[Dataset rows describing interfaces]
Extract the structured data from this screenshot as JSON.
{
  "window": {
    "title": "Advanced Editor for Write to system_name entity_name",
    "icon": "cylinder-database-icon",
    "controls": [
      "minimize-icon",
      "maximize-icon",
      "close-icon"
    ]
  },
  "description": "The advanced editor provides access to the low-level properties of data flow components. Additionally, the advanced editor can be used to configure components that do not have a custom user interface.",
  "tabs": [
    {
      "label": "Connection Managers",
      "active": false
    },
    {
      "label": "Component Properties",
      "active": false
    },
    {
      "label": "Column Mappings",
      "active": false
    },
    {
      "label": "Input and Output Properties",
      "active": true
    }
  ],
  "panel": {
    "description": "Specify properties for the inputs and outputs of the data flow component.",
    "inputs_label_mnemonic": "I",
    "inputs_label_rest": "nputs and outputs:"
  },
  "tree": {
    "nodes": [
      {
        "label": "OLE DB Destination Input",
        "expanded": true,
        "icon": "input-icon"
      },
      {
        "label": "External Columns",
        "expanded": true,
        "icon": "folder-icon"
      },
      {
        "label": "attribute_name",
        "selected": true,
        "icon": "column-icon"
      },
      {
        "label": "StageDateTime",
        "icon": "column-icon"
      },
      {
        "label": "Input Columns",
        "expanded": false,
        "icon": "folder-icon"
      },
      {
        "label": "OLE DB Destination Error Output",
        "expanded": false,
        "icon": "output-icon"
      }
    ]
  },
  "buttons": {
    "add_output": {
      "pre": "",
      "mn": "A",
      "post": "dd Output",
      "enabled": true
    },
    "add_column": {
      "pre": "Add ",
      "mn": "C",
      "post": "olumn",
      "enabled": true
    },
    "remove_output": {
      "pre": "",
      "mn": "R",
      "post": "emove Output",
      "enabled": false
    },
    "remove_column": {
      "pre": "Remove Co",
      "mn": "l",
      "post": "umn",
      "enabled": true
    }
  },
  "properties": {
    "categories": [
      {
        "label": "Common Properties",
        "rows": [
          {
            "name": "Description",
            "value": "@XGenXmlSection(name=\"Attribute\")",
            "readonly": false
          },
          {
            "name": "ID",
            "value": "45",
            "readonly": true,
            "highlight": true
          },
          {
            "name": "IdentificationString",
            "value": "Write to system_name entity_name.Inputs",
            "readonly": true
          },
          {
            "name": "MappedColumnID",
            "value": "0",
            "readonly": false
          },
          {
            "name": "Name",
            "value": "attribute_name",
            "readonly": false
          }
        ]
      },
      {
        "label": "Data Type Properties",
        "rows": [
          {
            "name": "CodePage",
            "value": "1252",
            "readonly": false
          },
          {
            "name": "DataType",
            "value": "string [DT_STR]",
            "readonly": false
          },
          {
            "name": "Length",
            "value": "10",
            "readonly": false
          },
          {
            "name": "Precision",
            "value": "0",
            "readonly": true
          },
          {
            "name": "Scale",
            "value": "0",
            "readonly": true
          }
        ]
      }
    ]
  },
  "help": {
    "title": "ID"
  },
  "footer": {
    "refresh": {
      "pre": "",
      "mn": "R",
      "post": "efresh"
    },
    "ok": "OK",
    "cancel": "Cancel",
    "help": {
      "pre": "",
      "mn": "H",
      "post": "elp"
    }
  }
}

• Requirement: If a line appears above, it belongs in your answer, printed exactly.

• Output below:
Extract the structured data from this screenshot as JSON.
{
  "window": {
    "title": "Advanced Editor for Write to system_name entity_name",
    "icon": "cylinder-database-icon",
    "controls": [
      "minimize-icon",
      "maximize-icon",
      "close-icon"
    ]
  },
  "description": "The advanced editor provides access to the low-level properties of data flow components. Additionally, the advanced editor can be used to configure components that do not have a custom user interface.",
  "tabs": [
    {
      "label": "Connection Managers",
      "active": false
    },
    {
      "label": "Component Properties",
      "active": false
    },
    {
      "label": "Column Mappings",
      "active": false
    },
    {
      "label": "Input and Output Properties",
      "active": true
    }
  ],
  "panel": {
    "description": "Specify properties for the inputs and outputs of the data flow component.",
    "inputs_label_mnemonic": "I",
    "inputs_label_rest": "nputs and outputs:"
  },
  "tree": {
    "nodes": [
      {
        "label": "OLE DB Destination Input",
        "expanded": true,
        "icon": "input-icon"
      },
      {
        "label": "External Columns",
        "expanded": true,
        "icon": "folder-icon"
      },
      {
        "label": "attribute_name",
        "selected": true,
        "icon": "column-icon"
      },
      {
        "label": "StageDateTime",
        "icon": "column-icon"
      },
      {
        "label": "Input Columns",
        "expanded": false,
        "icon": "folder-icon"
      },
      {
        "label": "OLE DB Destination Error Output",
        "expanded": false,
        "icon": "output-icon"
      }
    ]
  },
  "buttons": {
    "add_output": {
      "pre": "",
      "mn": "A",
      "post": "dd Output",
      "enabled": true
    },
    "add_column": {
      "pre": "Add ",
      "mn": "C",
      "post": "olumn",
      "enabled": true
    },
    "remove_output": {
      "pre": "",
      "mn": "R",
      "post": "emove Output",
      "enabled": false
    },
    "remove_column": {
      "pre": "Remove Co",
      "mn": "l",
      "post": "umn",
      "enabled": true
    }
  },
  "properties": {
    "categories": [
      {
        "label": "Common Properties",
        "rows": [
          {
            "name": "Description",
            "value": "@XGenXmlSection(name=\"Attribute\")",
            "readonly": false
          },
          {
            "name": "ID",
            "value": "45",
            "readonly": true,
            "highlight": true
          },
          {
            "name": "IdentificationString",
            "value": "Write to system_name entity_name.Inputs",
            "readonly": true
          },
          {
            "name": "MappedColumnID",
            "value": "0",
            "readonly": false
          },
          {
            "name": "Name",
            "value": "attribute_name",
            "readonly": false
          }
        ]
      },
      {
        "label": "Data Type Properties",
        "rows": [
          {
            "name": "CodePage",
            "value": "1252",
            "readonly": false
          },
          {
            "name": "DataType",
            "value": "string [DT_STR]",
            "readonly": false
          },
          {
            "name": "Length",
            "value": "10",
            "readonly": false
          },
          {
            "name": "Precision",
            "value": "0",
            "readonly": true
          },
          {
            "name": "Scale",
            "value": "0",
            "readonly": true
          }
        ]
      }
    ]
  },
  "help": {
    "title": "ID"
  },
  "footer": {
    "refresh": {
      "pre": "",
      "mn": "R",
      "post": "efresh"
    },
    "ok": "OK",
    "cancel": "Cancel",
    "help": {
      "pre": "",
      "mn": "H",
      "post": "elp"
    }
  }
}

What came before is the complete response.